## REQUIRED WORK
Could you return every line of the material that contains the word "JSON"?

## RECORDS FOR THIS TASK
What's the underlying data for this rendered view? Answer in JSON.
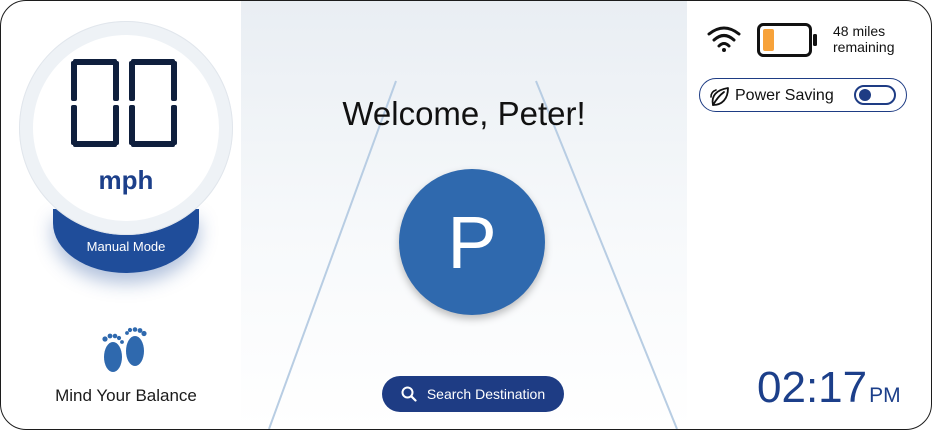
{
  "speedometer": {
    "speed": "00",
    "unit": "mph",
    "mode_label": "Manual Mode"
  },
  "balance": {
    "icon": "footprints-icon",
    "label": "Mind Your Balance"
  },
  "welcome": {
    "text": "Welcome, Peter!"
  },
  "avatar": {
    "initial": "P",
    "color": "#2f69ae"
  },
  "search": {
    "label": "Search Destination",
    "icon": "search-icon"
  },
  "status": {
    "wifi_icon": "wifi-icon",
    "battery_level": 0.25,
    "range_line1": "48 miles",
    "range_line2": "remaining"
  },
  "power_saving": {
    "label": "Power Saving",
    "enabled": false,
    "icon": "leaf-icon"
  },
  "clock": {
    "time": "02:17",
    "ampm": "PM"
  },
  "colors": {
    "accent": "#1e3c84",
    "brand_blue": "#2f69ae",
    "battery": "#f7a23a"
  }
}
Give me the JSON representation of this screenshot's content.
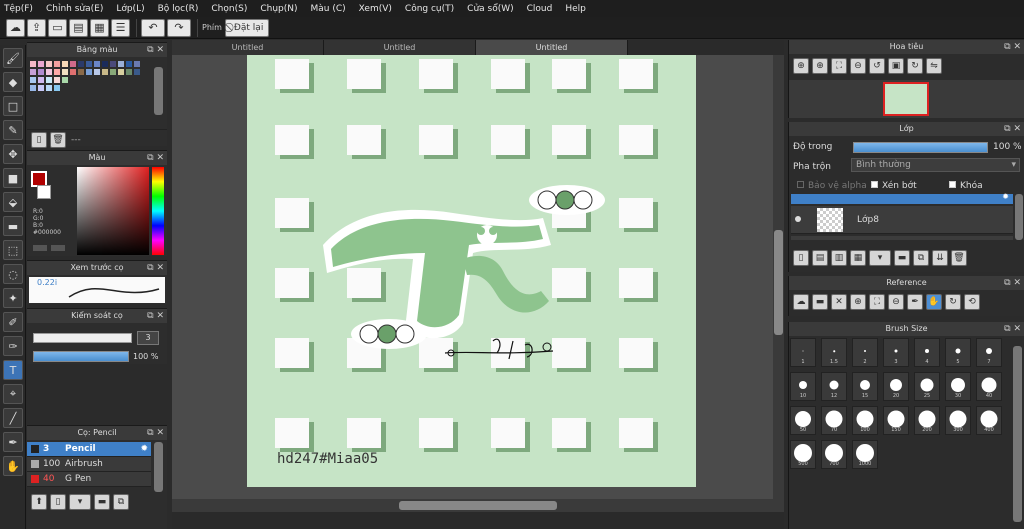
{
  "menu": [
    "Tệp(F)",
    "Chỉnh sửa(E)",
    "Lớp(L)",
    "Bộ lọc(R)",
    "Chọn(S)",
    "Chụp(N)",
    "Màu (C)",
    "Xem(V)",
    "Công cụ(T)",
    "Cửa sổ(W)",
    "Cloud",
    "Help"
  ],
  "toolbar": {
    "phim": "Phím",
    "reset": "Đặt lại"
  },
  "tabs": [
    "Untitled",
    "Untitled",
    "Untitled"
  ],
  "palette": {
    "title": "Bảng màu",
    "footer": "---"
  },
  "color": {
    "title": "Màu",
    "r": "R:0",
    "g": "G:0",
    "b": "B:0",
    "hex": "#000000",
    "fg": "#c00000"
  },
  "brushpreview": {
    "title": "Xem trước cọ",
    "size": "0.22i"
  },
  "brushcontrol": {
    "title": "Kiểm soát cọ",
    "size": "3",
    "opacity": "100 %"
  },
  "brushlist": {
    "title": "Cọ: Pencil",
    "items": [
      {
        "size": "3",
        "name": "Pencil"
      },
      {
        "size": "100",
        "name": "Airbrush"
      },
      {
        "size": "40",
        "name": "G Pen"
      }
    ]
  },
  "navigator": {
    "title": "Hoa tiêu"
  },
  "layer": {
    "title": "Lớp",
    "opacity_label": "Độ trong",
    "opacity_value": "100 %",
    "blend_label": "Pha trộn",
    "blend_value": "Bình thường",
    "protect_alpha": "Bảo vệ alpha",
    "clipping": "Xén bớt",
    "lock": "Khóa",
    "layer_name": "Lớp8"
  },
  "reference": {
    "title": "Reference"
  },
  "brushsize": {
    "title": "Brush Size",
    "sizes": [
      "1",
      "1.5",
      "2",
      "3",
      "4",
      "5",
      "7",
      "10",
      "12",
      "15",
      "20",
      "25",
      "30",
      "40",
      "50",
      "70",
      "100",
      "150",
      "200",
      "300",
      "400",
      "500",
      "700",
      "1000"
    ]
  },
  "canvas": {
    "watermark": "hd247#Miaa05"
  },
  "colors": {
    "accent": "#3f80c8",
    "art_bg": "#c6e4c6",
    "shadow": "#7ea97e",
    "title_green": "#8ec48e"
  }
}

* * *

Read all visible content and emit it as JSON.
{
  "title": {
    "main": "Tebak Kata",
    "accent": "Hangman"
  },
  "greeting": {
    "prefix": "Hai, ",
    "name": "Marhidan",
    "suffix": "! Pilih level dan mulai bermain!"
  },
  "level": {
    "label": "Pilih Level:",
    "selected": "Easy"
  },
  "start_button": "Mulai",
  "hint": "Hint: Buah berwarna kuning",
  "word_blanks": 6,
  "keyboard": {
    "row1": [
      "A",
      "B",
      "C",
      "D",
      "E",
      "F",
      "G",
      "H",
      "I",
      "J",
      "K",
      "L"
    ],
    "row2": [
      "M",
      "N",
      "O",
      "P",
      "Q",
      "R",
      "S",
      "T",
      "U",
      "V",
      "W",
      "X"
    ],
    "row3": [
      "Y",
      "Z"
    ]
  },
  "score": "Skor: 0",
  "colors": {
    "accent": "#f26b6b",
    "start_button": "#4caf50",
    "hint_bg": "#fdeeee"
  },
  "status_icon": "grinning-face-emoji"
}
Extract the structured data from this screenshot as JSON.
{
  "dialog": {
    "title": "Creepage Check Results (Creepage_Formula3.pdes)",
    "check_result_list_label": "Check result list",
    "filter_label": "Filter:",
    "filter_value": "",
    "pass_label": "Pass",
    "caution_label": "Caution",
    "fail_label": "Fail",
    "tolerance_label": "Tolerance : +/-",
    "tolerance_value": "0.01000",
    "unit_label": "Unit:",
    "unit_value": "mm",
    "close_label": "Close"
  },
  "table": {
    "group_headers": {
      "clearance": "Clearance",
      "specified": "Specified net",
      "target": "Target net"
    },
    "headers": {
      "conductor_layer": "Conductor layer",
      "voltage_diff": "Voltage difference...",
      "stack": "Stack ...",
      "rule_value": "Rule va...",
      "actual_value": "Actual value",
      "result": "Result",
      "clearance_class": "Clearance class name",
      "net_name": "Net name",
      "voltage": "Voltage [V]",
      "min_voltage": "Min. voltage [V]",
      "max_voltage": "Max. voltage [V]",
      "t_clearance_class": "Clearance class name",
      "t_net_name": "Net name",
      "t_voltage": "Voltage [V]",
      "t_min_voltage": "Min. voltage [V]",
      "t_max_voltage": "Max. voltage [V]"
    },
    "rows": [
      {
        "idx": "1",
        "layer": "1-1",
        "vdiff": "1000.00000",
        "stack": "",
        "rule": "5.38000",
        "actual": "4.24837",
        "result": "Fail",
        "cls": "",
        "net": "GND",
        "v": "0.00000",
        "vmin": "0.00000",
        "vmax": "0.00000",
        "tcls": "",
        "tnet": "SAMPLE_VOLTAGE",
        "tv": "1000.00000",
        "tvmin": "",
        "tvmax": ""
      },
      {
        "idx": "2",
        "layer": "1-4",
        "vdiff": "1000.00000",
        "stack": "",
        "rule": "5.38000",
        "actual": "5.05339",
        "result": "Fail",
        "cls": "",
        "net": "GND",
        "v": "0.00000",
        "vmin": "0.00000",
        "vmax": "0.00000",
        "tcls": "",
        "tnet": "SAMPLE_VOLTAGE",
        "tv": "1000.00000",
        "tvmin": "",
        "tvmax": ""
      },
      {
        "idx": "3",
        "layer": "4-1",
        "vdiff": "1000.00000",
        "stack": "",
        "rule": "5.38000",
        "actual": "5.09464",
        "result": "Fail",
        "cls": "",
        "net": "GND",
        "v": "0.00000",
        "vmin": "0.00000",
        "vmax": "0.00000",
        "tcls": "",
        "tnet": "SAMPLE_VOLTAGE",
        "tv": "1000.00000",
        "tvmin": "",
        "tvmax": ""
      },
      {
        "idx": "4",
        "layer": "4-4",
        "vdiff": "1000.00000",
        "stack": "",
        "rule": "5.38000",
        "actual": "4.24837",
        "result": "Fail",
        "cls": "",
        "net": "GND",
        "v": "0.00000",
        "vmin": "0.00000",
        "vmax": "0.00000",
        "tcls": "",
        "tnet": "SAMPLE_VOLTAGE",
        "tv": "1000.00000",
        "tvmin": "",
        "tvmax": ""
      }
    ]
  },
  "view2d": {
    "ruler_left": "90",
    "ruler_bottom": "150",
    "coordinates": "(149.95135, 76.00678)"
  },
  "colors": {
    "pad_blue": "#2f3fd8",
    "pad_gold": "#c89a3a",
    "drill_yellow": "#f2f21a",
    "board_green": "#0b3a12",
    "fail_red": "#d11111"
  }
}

## ANSWER BOX
What's the underlying data for this rendered view? Answer in JSON.
Give me the JSON representation of this screenshot's content.
Read all visible content and emit it as JSON.
Extract the structured data from this screenshot as JSON.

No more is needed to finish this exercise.